He was one of about 2500 US Antarctic Programme (USAP) personnel and contractors who passed through Christchurch on their way to Antarctica this past summer.

Rejcek, who was based at McMurdo Station from October until February 17, says he did not see a sunset the entire time he was there.

As part of his work in Antarctica this summer, Rejcek travelled to the South Pole, where he previously spent a year from 2003-2004 as a carpenter helper.

He also visited the Allan Hills, where he was able to meet palaeontologists studying plant fossils.

The project was one of more than 100 the USAP conducted during the summer.

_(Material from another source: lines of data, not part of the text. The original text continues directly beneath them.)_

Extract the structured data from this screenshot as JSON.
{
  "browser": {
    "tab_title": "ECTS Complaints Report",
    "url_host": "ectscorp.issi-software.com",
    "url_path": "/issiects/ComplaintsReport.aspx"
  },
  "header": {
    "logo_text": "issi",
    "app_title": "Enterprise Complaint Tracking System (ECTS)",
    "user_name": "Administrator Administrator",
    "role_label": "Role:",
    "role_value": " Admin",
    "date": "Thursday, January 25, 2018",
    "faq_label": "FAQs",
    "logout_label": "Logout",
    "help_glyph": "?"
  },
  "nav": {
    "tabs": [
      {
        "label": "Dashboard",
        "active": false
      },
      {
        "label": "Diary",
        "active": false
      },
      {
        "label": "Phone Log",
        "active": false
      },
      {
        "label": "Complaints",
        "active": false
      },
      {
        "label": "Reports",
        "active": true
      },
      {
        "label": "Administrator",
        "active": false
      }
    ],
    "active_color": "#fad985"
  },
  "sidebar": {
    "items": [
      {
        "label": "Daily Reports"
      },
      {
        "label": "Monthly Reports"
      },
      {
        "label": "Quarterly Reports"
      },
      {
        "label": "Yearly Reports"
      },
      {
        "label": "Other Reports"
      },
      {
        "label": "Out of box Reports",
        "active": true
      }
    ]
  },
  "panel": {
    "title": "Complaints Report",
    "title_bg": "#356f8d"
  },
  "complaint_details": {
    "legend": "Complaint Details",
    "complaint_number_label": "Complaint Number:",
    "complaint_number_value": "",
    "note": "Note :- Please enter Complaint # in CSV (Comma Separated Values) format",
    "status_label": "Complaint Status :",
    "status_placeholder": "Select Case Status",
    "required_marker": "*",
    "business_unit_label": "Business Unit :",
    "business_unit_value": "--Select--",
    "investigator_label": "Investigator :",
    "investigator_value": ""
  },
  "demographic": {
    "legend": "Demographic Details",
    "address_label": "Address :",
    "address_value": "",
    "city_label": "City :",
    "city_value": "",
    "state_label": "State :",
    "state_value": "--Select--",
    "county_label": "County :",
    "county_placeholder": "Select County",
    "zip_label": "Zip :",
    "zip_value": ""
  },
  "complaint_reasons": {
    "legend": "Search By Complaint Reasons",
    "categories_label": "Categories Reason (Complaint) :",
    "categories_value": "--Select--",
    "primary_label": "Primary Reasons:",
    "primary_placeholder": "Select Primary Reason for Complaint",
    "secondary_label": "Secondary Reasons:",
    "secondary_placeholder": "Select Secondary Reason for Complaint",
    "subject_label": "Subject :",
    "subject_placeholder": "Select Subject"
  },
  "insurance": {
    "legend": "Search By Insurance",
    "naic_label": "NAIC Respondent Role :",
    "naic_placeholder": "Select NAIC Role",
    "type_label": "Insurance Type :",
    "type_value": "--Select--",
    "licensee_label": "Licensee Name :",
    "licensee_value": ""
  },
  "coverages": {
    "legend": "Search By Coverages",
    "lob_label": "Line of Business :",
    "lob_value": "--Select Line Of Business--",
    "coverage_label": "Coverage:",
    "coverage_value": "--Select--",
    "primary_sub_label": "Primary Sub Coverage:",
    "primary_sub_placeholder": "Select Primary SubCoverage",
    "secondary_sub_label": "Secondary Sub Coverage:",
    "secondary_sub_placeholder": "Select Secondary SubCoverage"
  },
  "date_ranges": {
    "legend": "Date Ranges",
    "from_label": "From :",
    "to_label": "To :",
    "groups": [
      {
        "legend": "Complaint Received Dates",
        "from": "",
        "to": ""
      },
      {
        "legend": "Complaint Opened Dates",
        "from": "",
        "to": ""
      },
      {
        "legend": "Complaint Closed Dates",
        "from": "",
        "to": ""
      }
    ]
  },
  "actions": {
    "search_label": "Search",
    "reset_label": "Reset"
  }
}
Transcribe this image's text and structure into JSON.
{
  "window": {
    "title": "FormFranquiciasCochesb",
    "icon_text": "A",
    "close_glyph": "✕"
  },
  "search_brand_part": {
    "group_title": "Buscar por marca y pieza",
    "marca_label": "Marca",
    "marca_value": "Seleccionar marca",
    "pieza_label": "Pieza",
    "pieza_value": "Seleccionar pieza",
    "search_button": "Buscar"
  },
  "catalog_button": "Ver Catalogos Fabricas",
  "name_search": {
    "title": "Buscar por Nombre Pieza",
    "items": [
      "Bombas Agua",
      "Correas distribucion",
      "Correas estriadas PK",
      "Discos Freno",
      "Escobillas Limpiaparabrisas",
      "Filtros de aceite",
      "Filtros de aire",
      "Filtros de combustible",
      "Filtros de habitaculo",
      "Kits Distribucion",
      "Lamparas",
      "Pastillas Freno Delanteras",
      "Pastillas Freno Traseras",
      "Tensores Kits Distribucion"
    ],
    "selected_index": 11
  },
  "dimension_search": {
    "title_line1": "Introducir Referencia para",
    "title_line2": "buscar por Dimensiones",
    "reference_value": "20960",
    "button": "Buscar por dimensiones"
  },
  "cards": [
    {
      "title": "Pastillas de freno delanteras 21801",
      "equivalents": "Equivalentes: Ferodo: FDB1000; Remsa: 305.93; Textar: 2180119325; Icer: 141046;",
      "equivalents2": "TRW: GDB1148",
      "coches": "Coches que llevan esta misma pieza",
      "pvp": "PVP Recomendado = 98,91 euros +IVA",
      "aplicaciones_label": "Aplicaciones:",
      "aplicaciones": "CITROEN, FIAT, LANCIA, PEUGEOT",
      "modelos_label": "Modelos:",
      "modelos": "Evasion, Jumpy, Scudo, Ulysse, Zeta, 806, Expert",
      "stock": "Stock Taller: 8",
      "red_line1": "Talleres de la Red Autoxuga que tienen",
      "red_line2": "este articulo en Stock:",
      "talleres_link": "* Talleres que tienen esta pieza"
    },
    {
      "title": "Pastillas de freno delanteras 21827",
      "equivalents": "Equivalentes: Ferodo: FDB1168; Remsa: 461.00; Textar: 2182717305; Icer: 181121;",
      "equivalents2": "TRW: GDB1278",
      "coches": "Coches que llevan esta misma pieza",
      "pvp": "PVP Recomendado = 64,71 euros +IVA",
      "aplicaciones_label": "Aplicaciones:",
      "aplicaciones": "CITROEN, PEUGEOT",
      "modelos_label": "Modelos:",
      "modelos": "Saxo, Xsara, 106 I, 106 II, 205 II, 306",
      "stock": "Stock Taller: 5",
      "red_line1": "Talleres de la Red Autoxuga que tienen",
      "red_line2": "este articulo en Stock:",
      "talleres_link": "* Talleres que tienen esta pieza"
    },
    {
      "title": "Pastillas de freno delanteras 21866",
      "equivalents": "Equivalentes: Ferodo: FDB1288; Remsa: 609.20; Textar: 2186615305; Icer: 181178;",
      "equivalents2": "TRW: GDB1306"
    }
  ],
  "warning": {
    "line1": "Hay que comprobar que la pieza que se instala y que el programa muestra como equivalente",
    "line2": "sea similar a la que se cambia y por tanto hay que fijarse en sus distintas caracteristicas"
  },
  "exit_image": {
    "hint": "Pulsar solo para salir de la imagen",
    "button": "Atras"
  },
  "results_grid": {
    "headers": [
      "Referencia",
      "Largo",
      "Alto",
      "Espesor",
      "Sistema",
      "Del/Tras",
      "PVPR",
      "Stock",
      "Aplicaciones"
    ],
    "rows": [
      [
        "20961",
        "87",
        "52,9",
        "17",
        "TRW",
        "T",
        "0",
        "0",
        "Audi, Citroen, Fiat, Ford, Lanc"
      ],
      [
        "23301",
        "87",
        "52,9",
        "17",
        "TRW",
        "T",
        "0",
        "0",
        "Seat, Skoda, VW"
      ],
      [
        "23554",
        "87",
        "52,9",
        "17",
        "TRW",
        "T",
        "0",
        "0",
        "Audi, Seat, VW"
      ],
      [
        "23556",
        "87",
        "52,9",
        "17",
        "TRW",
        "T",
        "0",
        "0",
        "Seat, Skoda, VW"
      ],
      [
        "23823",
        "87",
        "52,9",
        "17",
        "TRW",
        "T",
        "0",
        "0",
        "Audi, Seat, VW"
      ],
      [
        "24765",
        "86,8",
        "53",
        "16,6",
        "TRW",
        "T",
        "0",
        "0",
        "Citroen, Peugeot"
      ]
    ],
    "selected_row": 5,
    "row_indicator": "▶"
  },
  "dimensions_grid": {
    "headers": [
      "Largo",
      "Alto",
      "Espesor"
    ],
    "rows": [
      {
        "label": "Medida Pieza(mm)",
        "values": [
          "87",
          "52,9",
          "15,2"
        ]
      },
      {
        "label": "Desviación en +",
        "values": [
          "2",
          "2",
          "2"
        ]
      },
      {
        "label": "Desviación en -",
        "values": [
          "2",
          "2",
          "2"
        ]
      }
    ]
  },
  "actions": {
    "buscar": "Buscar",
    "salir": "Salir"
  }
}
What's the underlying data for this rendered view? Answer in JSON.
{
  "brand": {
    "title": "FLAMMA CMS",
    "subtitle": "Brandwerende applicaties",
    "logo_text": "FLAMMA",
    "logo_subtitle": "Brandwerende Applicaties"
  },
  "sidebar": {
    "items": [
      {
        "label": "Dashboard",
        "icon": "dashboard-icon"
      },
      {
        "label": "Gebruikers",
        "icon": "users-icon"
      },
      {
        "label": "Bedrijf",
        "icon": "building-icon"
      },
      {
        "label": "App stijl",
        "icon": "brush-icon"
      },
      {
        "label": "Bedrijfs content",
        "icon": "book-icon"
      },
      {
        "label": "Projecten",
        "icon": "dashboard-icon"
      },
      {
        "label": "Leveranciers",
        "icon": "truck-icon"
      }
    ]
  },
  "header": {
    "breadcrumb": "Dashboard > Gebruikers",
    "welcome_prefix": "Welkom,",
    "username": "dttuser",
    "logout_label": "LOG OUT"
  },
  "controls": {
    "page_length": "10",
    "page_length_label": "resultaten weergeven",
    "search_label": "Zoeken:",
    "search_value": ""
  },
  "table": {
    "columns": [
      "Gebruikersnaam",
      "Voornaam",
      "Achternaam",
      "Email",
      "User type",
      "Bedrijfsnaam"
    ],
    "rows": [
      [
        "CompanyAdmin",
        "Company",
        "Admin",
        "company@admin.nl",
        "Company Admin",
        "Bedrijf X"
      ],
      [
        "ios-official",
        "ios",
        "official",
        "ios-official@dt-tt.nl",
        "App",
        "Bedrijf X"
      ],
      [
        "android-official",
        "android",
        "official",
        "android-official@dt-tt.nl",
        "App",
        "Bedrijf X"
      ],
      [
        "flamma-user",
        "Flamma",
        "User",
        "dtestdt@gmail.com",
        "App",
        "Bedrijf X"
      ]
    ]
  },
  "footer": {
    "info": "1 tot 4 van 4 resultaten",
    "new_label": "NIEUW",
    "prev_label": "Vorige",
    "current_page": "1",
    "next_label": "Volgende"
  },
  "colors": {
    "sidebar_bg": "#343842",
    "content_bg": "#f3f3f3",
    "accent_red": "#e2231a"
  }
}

Although he misses some of the people in Antarctica and events like Icestock – a music festival at McMurdo featuring bands made up of on-base personnel – Rejcek says he is grateful for a few things Christchurch has that Antarctica does not, like the “giant, beautiful trees” in Hagley Park.

With so many Antarctic personnel passing through Christchurch, he says it is not uncommon to meet fellow “ice people” when out and about.

USAP has used Christchurch as a “gateway” to Antarctica since the 1950s and the partnership resulted in about 21,000 total nights spent by USAP contractors and personnel at Canterbury hotels this summer.

Rejcek says fully booked hotels due to events including the Cricket World Cup and Te Matatini meant that some people were forced to lodge in Methven instead of close to the USAP’s facilities near Christchurch Airport. Christchurch Mayor Lianne Dalziel says Antarctic links are very important, injecting more than $100 million into the local economy.

_Ben Mack for The Press